As rains cut off humanitarian access and increase risk of the spread of disease, increased donor funding is critical to saving lives in South Sudan.
The people of South Sudan, already exposed to conflict and hunger, are this week facing a new threat – cholera. The outbreak of the highly contagious disease in Juba ahead of tomorrow’s donor pledging conference in Oslo, organised by Norway and the United Nations, demonstrates how urgently funds are needed to respond to the increasingly dire humanitarian crisis unfolding in the world’s newest nation.
Oxfam’s South Sudan country director Cecilia Milan who is in Oslo, said: “The confirmation of 138 cholera cases in Juba is a stark reminder of the multitude of risks the citizens of this country have been forced to endure since conflict broke out in December 2013. There is no question – the international community must act now to prevent a rapidly escalating food crisis – and now potentially a public health emergency – in South Sudan.”
Cholera is spread through contaminated water, human interaction and unclean food, so the often overcrowded urban, camp and settlement areas are most at risk.
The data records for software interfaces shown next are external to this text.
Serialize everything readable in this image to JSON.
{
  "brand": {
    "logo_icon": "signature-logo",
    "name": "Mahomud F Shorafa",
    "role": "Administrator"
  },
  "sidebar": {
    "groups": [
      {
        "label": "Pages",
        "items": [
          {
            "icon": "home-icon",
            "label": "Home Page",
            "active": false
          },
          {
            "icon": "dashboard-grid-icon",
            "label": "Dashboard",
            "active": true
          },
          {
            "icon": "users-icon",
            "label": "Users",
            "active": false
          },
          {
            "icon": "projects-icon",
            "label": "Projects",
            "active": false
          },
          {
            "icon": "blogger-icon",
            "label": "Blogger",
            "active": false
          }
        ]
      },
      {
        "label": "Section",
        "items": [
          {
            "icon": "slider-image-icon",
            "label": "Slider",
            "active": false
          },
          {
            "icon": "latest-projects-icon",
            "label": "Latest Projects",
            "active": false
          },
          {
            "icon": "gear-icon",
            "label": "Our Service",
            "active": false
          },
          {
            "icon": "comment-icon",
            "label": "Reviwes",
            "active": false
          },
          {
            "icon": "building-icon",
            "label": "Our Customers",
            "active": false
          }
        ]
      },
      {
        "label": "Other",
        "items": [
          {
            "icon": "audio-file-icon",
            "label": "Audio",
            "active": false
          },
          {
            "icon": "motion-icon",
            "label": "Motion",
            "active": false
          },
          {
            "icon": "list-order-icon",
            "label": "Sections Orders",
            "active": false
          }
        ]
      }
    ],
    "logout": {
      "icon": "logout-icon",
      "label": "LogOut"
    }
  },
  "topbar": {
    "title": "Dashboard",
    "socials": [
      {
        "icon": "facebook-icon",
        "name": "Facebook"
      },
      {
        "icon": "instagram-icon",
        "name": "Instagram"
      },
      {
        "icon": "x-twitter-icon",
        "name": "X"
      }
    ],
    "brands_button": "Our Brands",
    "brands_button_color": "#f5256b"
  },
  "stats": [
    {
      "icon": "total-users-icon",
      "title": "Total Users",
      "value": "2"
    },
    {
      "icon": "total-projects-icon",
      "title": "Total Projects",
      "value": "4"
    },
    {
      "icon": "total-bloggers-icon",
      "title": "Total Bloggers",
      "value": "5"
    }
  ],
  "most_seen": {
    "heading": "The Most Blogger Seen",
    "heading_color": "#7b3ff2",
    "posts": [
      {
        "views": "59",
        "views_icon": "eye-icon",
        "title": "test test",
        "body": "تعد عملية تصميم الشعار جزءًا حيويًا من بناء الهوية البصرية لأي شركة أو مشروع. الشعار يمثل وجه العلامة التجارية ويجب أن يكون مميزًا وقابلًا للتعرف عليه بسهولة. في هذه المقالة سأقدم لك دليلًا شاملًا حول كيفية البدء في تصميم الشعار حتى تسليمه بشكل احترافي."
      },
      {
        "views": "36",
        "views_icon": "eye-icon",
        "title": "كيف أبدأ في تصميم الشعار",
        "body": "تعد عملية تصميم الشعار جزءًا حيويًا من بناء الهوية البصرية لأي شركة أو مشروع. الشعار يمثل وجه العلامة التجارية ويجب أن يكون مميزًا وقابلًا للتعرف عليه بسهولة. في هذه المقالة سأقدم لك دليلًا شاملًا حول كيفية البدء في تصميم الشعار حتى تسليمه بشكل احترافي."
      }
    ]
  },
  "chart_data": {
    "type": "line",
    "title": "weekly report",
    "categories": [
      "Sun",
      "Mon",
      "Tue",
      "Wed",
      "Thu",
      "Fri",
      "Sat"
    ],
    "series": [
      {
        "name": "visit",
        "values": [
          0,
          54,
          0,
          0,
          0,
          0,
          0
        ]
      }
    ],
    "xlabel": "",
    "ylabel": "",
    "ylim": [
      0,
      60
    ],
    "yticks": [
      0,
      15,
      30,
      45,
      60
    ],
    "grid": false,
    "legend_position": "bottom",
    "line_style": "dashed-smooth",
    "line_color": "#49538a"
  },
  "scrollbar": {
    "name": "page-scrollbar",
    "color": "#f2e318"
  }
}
If untreated, the highly contagious disease can have up to a 50 percent fatality rate, but if treated, this is dramatically reduced to less than 1 percent. Prevention and treatment measures are simple, but with aid budgets for South Sudan already desperately underfunded, lives stand to be lost because responders lack the funds they need to react rapidly to this outbreak.
Milan said: “The people of South Sudan have already suffered too much – so many lives have been lost to conflict and so many more stand to be lost due to hunger. We can’t morally sit by and watch a public health crisis take additional lives in South Sudan. The humanitarian responders stand ready to do what is needed to avert a hunger and disease catastrophe in South Sudan. But we need donors to stand behind us and give vital funding to enable us to carry out our work.”
The UN has revised its appeal for South Sudan, which now stands at 1.8 billion USD until December 2014. Currently, only 515 million USD has been received. The UN has projected that by December, 4 million people will go hungry, 7 million will be in need of some form of humanitarian assistance, 1.5 million will be displaced within South Sudan, and over 850,000 will have fled to neighbouring countries.
In addition to asking donors to pledge funds at the Oslo conference, Oxfam is calling on the public to donate generously to this emergency appeal.
The Oslo conference centres around four core areas: humanitarian access, protection of civilians, regional response for refugees, and the resources required to adequately respond. If all four of these areas are not addressed within the coming months, the victims of this conflict risk being pushed into hunger crisis of catastrophic proportions. With the onset of the rainy season, roads and rivers become impassable, making access to affected communities almost impossible and creating perfect conditions for further spread of disease.
Donor countries and regional neighbours must also use their diplomatic channels to ensure the current ceasefire holds, for without an end to the conflict, conditions will only worsen, pushing thousands more from their homes and hindering the provision of life-saving humanitarian aid.
Oxfam has so far helped over 180,000 people in South Sudan and 63,000 in Uganda, working to prevent outbreaks of communicable diseases by providing access to clean water and sanitation, and providing household items such as mosquito nets, blankets, cook stoves and charcoal for cooking. Oxfam also supports peace building initiatives in communities where it is working, both in South Sudan and Uganda. It plans to expand its work to help many more but needs to find the funds to do so.
In response to the cholera outbreak in Juba, Oxfam is building latrines (only 15 percent of people in South Sudan have access to latrines), providing buckets, treating water, mobilising communities to collect garbage and communicating good hygiene practices to these communities to reduce the spread of the disease. With a quick response, it is hoped that the outbreak can be contained.